"Until these standards are in place -- and it's probably going to happen sometime next year -- things are going to be messy, things are going to be complicated," Stefan Winkler, chief scientist at video test firm Cheetah Technologies LP , said during a technical workshop here Thursday focused on delivering 3D programming.
Winkler and Comcast Media Center (CMC) fellow Daniel Holden noted that several industry groups are working on technical specifications and standards for 3DTV ranging from how video is encoded and subtitled to how consumer electronics suppliers can manufacture interoperable 3D glasses. Groups working on developing 3D standards and specs include CableLabs , Society of Cable Telecommunications Engineers (SCTE) , Motion Pictures Experts Group, and Advanced Television Systems Committee (ATSC) , Winkler said. (See CableLabs IDs 'Safe Harbor' Bit Rates for 3DTV and Cable Engineers Push Standard for 3DTV Signals.)
It's still the early days for 3DTV programming, and Comcast Corp. (Nasdaq: CMCSA, CMCSK) and other cable MSOs are taking a different approach to delivering the video to subscribers than rival DirecTV Group Inc. (NYSE: DTV). Comcast has used the side-by-side 3DTV signal format for delivering 3D events such as golf’s Masters Tournament, while DirecTV takes the top-bottom approach for its new 3D channels. (See Comcast Courts Early 3DTV Adopters and Cable Engineers Push Standard for 3DTV Signals.)
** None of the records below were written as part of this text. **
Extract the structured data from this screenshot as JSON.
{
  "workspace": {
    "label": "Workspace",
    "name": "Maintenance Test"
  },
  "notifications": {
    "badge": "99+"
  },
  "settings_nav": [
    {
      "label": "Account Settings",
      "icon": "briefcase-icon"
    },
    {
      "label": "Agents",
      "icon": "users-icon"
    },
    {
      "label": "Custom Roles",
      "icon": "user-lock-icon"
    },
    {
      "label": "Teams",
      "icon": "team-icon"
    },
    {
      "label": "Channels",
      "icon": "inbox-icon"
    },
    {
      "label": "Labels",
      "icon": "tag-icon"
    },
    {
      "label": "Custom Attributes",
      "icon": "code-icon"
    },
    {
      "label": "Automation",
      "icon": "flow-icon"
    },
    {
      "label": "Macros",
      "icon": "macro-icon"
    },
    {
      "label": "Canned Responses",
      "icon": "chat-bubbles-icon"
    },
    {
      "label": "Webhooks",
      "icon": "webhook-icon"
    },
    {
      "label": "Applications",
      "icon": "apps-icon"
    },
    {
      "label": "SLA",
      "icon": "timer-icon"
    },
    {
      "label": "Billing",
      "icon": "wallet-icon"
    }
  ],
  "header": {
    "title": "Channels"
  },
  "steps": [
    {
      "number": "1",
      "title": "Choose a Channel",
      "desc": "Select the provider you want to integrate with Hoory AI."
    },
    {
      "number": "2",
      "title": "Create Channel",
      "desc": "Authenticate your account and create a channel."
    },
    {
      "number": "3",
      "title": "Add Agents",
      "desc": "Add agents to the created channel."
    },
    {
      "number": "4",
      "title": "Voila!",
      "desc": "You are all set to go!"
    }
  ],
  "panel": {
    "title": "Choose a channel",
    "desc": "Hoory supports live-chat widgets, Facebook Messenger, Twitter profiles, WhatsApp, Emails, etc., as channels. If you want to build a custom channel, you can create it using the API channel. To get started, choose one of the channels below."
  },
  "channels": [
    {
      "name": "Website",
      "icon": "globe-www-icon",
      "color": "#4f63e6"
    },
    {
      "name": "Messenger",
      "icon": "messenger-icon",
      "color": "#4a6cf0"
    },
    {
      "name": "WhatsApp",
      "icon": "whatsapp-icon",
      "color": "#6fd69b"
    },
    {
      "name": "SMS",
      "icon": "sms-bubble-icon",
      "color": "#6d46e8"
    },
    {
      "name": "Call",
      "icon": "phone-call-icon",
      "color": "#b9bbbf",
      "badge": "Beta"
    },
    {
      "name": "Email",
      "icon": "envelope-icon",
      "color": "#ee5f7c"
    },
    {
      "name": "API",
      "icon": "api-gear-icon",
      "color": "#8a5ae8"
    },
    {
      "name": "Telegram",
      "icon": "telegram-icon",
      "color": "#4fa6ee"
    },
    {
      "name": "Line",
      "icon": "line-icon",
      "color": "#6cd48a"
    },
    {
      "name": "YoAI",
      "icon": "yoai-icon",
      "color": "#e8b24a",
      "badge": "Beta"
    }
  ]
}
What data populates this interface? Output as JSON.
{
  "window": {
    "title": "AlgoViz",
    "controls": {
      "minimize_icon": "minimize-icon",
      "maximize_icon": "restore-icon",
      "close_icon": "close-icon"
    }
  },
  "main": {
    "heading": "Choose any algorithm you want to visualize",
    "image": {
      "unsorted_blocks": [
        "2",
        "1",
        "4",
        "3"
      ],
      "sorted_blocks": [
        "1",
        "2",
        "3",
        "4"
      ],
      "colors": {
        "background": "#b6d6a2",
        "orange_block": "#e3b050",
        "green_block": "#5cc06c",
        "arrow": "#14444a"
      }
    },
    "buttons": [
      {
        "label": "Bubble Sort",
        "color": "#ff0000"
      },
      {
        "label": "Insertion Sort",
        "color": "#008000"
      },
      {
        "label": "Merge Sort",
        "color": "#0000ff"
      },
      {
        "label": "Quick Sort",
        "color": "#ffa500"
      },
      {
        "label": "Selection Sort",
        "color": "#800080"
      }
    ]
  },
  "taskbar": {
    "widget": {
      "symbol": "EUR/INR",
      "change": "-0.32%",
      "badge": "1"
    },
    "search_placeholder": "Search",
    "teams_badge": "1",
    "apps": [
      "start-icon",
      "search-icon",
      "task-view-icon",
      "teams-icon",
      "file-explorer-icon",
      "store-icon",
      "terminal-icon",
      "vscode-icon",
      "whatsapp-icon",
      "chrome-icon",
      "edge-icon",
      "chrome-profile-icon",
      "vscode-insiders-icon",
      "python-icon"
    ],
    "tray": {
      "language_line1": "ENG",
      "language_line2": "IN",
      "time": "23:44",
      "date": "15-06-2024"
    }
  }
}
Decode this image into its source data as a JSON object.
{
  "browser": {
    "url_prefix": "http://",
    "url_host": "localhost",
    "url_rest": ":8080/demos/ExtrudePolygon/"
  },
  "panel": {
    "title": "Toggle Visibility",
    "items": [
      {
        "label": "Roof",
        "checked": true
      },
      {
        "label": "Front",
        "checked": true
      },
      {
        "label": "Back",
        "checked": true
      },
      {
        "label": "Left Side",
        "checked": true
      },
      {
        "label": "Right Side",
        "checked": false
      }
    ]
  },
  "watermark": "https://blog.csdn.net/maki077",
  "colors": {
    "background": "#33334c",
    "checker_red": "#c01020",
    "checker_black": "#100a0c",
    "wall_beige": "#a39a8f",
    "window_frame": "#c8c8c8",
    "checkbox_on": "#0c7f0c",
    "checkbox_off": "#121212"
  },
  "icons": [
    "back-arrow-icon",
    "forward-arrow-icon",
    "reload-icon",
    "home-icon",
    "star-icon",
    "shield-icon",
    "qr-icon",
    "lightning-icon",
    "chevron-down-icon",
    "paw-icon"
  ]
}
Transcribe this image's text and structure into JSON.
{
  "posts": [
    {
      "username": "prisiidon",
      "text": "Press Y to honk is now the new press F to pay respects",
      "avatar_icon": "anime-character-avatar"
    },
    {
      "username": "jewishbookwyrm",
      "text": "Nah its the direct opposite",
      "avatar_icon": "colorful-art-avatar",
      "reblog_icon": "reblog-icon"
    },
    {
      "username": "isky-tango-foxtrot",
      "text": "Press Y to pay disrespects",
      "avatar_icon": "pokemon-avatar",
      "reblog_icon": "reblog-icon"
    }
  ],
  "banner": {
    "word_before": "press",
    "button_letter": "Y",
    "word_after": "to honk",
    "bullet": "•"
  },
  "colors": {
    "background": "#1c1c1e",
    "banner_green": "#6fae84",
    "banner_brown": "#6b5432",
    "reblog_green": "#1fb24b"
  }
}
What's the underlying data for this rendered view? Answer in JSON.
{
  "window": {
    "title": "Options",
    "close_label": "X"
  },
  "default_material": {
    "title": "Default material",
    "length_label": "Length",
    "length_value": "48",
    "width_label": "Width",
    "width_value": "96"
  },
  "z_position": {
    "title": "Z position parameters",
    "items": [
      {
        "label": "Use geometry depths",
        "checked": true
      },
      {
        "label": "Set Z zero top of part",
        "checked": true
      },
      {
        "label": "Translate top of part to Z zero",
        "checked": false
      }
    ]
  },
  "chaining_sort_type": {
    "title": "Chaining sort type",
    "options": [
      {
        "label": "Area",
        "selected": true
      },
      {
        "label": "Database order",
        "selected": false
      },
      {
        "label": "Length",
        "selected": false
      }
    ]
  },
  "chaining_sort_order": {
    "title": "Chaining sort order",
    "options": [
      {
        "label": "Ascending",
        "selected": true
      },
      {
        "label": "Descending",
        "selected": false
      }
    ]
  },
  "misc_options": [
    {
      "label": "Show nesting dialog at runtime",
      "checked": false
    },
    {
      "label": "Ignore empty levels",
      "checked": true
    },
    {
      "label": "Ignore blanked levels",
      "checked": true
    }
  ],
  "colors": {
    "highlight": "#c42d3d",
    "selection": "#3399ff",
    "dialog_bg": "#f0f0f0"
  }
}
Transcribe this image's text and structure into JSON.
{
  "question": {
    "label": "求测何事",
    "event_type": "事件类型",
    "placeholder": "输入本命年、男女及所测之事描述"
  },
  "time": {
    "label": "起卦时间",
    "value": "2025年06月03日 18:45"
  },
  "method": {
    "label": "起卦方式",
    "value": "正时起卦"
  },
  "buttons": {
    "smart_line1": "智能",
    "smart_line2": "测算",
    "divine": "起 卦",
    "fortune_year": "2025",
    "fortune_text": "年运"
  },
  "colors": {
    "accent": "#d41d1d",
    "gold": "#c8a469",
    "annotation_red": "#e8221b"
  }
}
"There will be a big conflict, I think," Holden said, noting that content providers may determine that they would need to deliver 3D programming to cable MSOs in top-bottom format, and to DirecTV in side-by-side format. "I’m not sure how this is going to shake out yet," he added.
While Holden detailed several technical challenges engineers must tackle to deliver 3D programming, he was bullish on the potential for the technology. He said 3D programming could allow programmers to eliminate traditional commercial breaks, and instead rely on 3D to tout products placed in a TV show or sporting event.
"When we get into 3D, what if what happens is you just move an object forward? So I’m watching a football game, and all the sudden a Coke can comes off of the table, takes center screen, and goes back to where it is," Holden said.
3D technology can also take animated programming to new heights, Holden said. Adding resolution in high-definition animated programming doesn't change the viewing experience much compared to watching cartoons in standard definition, but adding 3D depth to animated programs could significantly improve the viewing experience, Holden suggested.
Holden touted Comcast's plans to distribute on-demand 3D programming, but said there are some challenges and unanswered questions when it comes to delivering on-demand programming in 3D, including how viewers' perception could be impacted by the fast-forward feature and other VoD "trick modes."
"What if the football is coming at you, and when you fast-forward, it is coming at you twice as fast? Do we disable them [trick modes]? Do we enable them?" he asked.
Distributing 3D to multiple devices is another challenge for the industry, Holden said, noting that content files will have to be converted into several different resolutions, depending on the device.
Comcast is distributing its 3D programming in 1080p/24 format, Holden said. He said ESPN HD is using the 720p/60 format, and that ESPN and other sports networks plan to eventually distribute programming in the 1080p/60 format.
US networks and pay-TV providers are distributing 3D programming today in a frame-compatible format in which 3D feeds are compressed into the bandwidth occupied by a single HD channel. While the industry will eventually distribute 3D programming in full-resolution, service-compatible format, Holden said it could be several years before viewers see 3D programming in their homes in full resolution. (See TDVision Wants to Fill Up Cable's 3DTV Glass .)
"Nobody really knows how to get to full resolution yet," he added.
— Steve Donohue, Special to